In this article, we are going to give you an overview of the rights of a squatter in Texas, and give you more information on who they are.
Who is Considered a Squatter?
According to Texas laws, a squatter is somebody who is living on a land or in a building that is either unoccupied, abandoned, or foreclosed without the legal consent of the actual property owner.
Unfortunately, squatting is not only legal in the U.S, but it is also quite ordinary.
Is Squatting and Trespassing the Same?
Squatting and trespassing are not necessarily the same.
Squatting is a typically a civil issue, whereas trespassing is often viewed as a criminal offense.
That said, squatting can also become a criminal offense if you, as the property owner, decide that the person squatting on your property is unwelcome.
The following are three crucial things to bear in mind:
- Trespassers or squatters may provide falsified documents claiming that they have a right to the property.
- For a squatter to legally occupy a building or a piece of land, they must first fulfill certain requirements under the state law.
- Many squatters tend to be homeless people who wish to gain property ownership without paying the mortgage or rent.
A few exceptions do exist, though. Here they are:
- A person may be able to avoid a criminal charge if they take steps to improve the property. For example, they can remove debris or by plant flowers.
- A person may also be exempt from a criminal charge if they accessed the property due to an emergency.
- For a squatter to qualify for a legal claim, the law requires that the property isn’t in use for squatters.
Are Holdover Tenants Squatters?
A holdover tenant is a tenant that refuses to leave once their lease is over. Naturally, in such a situation, the tenant is still responsible to continue abiding by the terms of the existing lease or rental agreement.
As the property owner, if you choose to accept rent, then the tenant will continue to live in the property. And as such, you can end the tenancy when you so choose.
However, if you choose not to accept further rent payments and request the tenant to leave, but the tenant refuses, then you may apply for their forceful eviction from the property. In such a circumstance, the holdover tenant is considered a criminal trespasser and may not be able to make an adverse possession claim.
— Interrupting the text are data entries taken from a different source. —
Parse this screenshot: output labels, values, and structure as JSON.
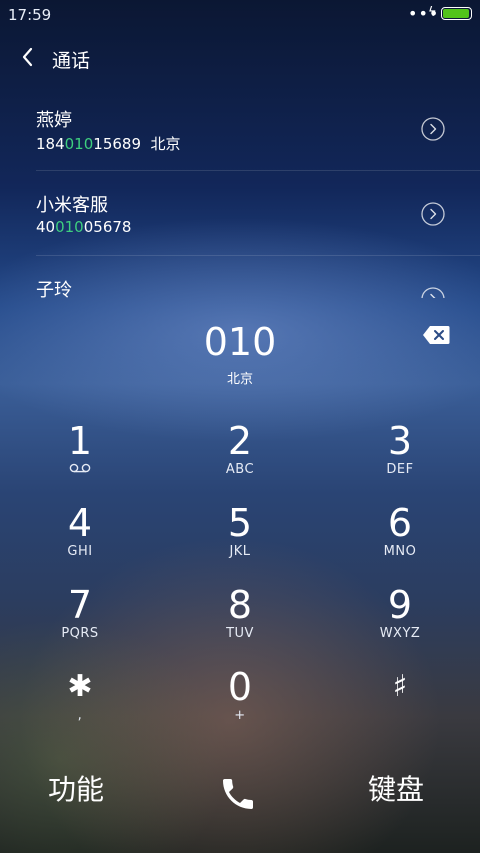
{
  "status_bar": {
    "time": "17:59",
    "dots": "•••",
    "bolt": "ϟ",
    "battery_color": "#52c41a"
  },
  "header": {
    "title": "通话",
    "back_icon": "chevron-left-icon"
  },
  "contacts": [
    {
      "name": "燕婷",
      "number_pre": "184",
      "number_match": "010",
      "number_post": "15689",
      "location": "北京"
    },
    {
      "name": "小米客服",
      "number_pre": "40",
      "number_match": "010",
      "number_post": "05678",
      "location": ""
    },
    {
      "name": "子玲",
      "number_pre": "",
      "number_match": "",
      "number_post": "",
      "location": ""
    }
  ],
  "dial": {
    "number": "010",
    "location": "北京"
  },
  "keypad": [
    {
      "digit": "1",
      "letters": ""
    },
    {
      "digit": "2",
      "letters": "ABC"
    },
    {
      "digit": "3",
      "letters": "DEF"
    },
    {
      "digit": "4",
      "letters": "GHI"
    },
    {
      "digit": "5",
      "letters": "JKL"
    },
    {
      "digit": "6",
      "letters": "MNO"
    },
    {
      "digit": "7",
      "letters": "PQRS"
    },
    {
      "digit": "8",
      "letters": "TUV"
    },
    {
      "digit": "9",
      "letters": "WXYZ"
    },
    {
      "digit": "✱",
      "letters": ","
    },
    {
      "digit": "0",
      "letters": "+"
    },
    {
      "digit": "♯",
      "letters": ""
    }
  ],
  "bottom": {
    "function_label": "功能",
    "keyboard_label": "键盘"
  },
  "colors": {
    "match_highlight": "#3ecf7f"
  }
}
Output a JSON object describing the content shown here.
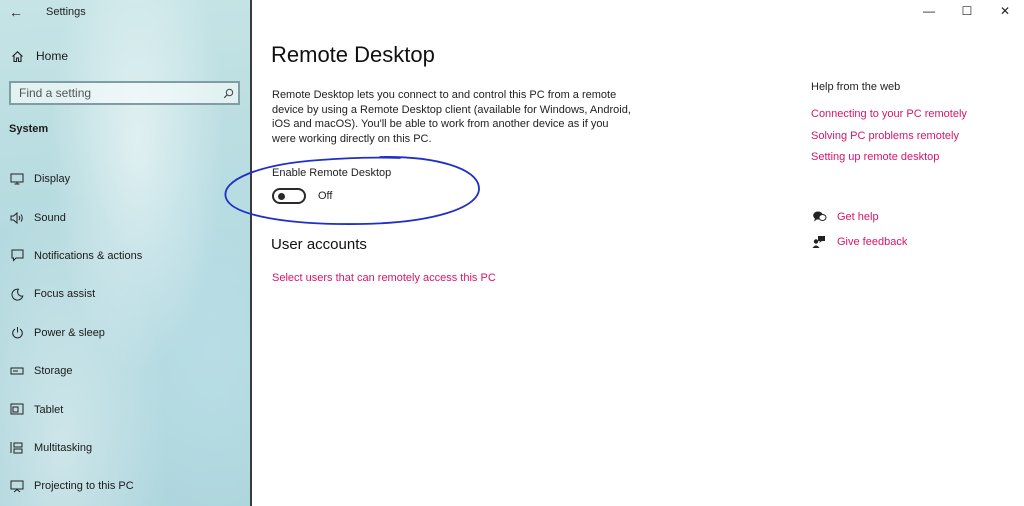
{
  "window": {
    "title": "Settings",
    "back_glyph": "←",
    "minimize_glyph": "—",
    "maximize_glyph": "☐",
    "close_glyph": "✕"
  },
  "sidebar": {
    "home_label": "Home",
    "search_placeholder": "Find a setting",
    "section_title": "System",
    "items": [
      {
        "label": "Display",
        "icon": "display-icon"
      },
      {
        "label": "Sound",
        "icon": "sound-icon"
      },
      {
        "label": "Notifications & actions",
        "icon": "notifications-icon"
      },
      {
        "label": "Focus assist",
        "icon": "focus-assist-icon"
      },
      {
        "label": "Power & sleep",
        "icon": "power-icon"
      },
      {
        "label": "Storage",
        "icon": "storage-icon"
      },
      {
        "label": "Tablet",
        "icon": "tablet-icon"
      },
      {
        "label": "Multitasking",
        "icon": "multitasking-icon"
      },
      {
        "label": "Projecting to this PC",
        "icon": "projecting-icon"
      }
    ]
  },
  "main": {
    "title": "Remote Desktop",
    "description": "Remote Desktop lets you connect to and control this PC from a remote device by using a Remote Desktop client (available for Windows, Android, iOS and macOS). You'll be able to work from another device as if you were working directly on this PC.",
    "toggle": {
      "label": "Enable Remote Desktop",
      "state_text": "Off",
      "on": false
    },
    "user_accounts": {
      "heading": "User accounts",
      "link": "Select users that can remotely access this PC"
    }
  },
  "help": {
    "title": "Help from the web",
    "links": [
      "Connecting to your PC remotely",
      "Solving PC problems remotely",
      "Setting up remote desktop"
    ],
    "get_help": "Get help",
    "give_feedback": "Give feedback"
  },
  "colors": {
    "accent_link": "#d6156a",
    "annotation_ink": "#1f2fc8",
    "sidebar_bg": "#b4dadf"
  }
}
How Can a Squatter Gain Possession of a Property in Texas?
A squatter may be able to gain possession of a property by adverse possession. The following are the conditions that the occupation must fulfill.
1. The Occupation Must be Hostile.
“Hostile” doesn’t refer to anything violent or dangerous. In a legal sense, it takes three definitions.
- Awareness of Trespassing: This rule requires that the person trespassing know that they are indeed trespassing by using a property that isn’t theirs.
- Simple Occupation: Most states follow this rule. Here, “hostile” is defined as a mere land occupation. The person trespassing does not have to be aware that they are indeed trespassing.
- Good Faith Mistake: According to this rule, the squatter must make a good faith mistake by relying on an incorrect or invalid deed.
2. The Squatter Must Have Resided on the Property for a Continuous Period of Time.
In Texas, this period is 10 years. This time must not be interrupted. In other words, they cannot file for an adverse possession if they, for example, give up the property for a while and then return to claim it later.
3. The Claim Must be Exclusive.
The trespasser must share the property exclusively. They can’t share the possession with other squatters, strangers, or even the actual owner.
4. The Squatter Must not try to Hide the Fact that they are Living There.
In other words, there shouldn’t be any doubt that someone is living on the property. Even the actual property owner must be able to tell that there is a squatter living on their property. The squatter, on the other hand, must also not try to hide the fact that they are living there as well.
5. The Trespasser Must Physically Possess the Property.
The trespasser must physically possess the property and treat it as if it were their own. They can do this by by making improvements to the property, for example.
How do You Prevent Squatters from Entering the Property?
Fortunately, there are steps you can take to prevent someone from squatting on your property.
- Regularly inspect the property from time to time. If you don’t live nearby, have someone do it for you.
- Have the property secured. Lock all windows, doors and other entrances.
- If nobody is living in the property, then make sure to erect a “No Trespassing” sign.
- If you realize there are squatters living in your property, make sure to serve them with a written notice.
- Offer the squatters an option to rent the property from you by signing a lease and abiding by the terms.
- Ask for the sheriff’s help whenever seeking to remove squatters from your property. Self-help evictions are illegal in the state of Texas.
- Seek professional legal services whenever necessary.
How to Remove Squatters from Your Premises
Texas doesn’t have any specific laws regarding removing a squatter from a building or land. As a landowner, a judicial eviction process is the only option you have.
That said, there is a provision for legal disabled landowners. When the owner is below the legal age, is imprisoned, or is legally incompetent, then the continuous occupation period of 10 years may be extended to 25 years.
Dealing with squatters can be a difficult, unsettling and laborious process. If you find yourself dealing with a squatter problem, having the right partner beside you is key. McCaw Property Management understands the laws and can help you get your property back in no time.